Despite two feet of snow cover, the long afternoon shadows are a sure sign that spring is just around the corner and it's time to get ready for sugaring. One day we'll awake, the sap will be running, we'll have to scramble to wash and hang buckets, and then we'll stay up until midnight boiling syrup while drinking wine and talking to our friend Paul in Vermont who is doing the same thing - comparing boiling points, evaporation rates, and debating the pros and cons of wood for fuel versus propane. He has a new arch this year, and will probably boil in an hour what will take us an afternoon, even if we get our new pan, but our syrup is sweet and rich, and fun to make.
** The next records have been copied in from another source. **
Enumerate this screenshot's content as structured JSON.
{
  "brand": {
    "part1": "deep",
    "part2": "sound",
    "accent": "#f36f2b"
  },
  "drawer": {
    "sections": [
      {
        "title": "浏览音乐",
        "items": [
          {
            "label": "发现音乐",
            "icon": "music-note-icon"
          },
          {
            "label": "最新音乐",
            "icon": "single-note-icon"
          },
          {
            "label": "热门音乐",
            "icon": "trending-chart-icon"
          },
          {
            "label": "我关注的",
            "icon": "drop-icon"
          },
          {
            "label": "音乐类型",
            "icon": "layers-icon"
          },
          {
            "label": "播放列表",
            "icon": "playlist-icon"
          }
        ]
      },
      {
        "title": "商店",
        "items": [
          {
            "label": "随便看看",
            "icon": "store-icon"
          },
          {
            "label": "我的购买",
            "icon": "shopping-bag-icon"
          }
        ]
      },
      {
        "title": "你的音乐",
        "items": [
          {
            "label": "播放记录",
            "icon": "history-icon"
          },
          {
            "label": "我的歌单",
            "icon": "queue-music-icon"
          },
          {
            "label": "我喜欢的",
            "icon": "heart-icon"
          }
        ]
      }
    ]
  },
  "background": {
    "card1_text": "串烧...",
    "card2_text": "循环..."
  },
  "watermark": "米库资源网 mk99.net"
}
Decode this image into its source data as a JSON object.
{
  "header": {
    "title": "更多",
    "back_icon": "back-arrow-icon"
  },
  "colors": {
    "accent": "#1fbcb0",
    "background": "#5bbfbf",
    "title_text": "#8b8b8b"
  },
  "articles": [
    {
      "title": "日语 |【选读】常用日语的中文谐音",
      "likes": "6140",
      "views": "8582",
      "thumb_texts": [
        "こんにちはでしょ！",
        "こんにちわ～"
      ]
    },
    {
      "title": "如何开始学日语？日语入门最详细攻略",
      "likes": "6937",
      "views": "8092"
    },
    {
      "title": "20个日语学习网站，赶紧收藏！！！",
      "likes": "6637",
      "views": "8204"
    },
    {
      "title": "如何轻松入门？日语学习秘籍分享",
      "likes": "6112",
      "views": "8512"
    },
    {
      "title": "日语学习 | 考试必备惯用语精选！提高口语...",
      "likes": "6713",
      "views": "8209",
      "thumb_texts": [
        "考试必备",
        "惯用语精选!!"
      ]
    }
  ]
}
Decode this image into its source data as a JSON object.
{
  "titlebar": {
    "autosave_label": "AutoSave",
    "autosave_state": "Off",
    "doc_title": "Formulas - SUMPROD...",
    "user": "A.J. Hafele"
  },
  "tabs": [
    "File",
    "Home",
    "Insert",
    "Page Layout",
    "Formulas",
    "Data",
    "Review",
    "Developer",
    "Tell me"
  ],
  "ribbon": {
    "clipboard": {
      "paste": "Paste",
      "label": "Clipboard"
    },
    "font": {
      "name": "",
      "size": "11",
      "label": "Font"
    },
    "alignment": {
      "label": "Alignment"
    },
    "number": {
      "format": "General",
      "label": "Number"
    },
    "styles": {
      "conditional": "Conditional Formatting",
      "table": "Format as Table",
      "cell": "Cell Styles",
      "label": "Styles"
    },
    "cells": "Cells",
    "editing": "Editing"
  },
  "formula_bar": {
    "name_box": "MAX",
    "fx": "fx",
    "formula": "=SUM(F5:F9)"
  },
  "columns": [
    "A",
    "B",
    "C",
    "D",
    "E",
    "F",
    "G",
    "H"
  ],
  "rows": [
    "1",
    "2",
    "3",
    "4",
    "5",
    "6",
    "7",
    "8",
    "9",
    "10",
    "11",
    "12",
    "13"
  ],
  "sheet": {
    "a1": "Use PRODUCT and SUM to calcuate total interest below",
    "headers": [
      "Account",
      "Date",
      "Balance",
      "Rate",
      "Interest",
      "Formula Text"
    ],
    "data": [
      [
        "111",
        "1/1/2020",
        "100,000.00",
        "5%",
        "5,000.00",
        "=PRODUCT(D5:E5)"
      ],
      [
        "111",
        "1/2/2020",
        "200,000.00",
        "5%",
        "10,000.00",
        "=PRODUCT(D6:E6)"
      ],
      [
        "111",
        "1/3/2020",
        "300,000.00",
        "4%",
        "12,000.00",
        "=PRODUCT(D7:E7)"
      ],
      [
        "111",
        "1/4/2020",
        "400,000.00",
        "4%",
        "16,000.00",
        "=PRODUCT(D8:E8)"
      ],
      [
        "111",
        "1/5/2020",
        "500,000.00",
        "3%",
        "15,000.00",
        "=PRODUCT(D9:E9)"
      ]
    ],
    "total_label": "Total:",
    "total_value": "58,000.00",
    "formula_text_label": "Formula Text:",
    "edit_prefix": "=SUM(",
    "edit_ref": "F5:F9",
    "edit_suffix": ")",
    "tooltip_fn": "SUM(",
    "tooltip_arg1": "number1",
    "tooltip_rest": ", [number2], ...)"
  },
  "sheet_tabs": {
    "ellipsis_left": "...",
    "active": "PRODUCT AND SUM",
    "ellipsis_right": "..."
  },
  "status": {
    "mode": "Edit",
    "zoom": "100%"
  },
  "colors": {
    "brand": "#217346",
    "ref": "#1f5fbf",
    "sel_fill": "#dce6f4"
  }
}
Then, seemingly overnight, the pastures will turn to chartruse and we'll stay awake listening to the spring peepers who remind us to get the fields harrowed and get our early crops in. We're going to try some hot beds this year made out of storm doors and windows salvaged from our renovation project, and the radiant heat floor in our new office will probably play double duty as a propagating house. Bottom heat and southern exposure should help get a jump on some of those hard to germinate plants.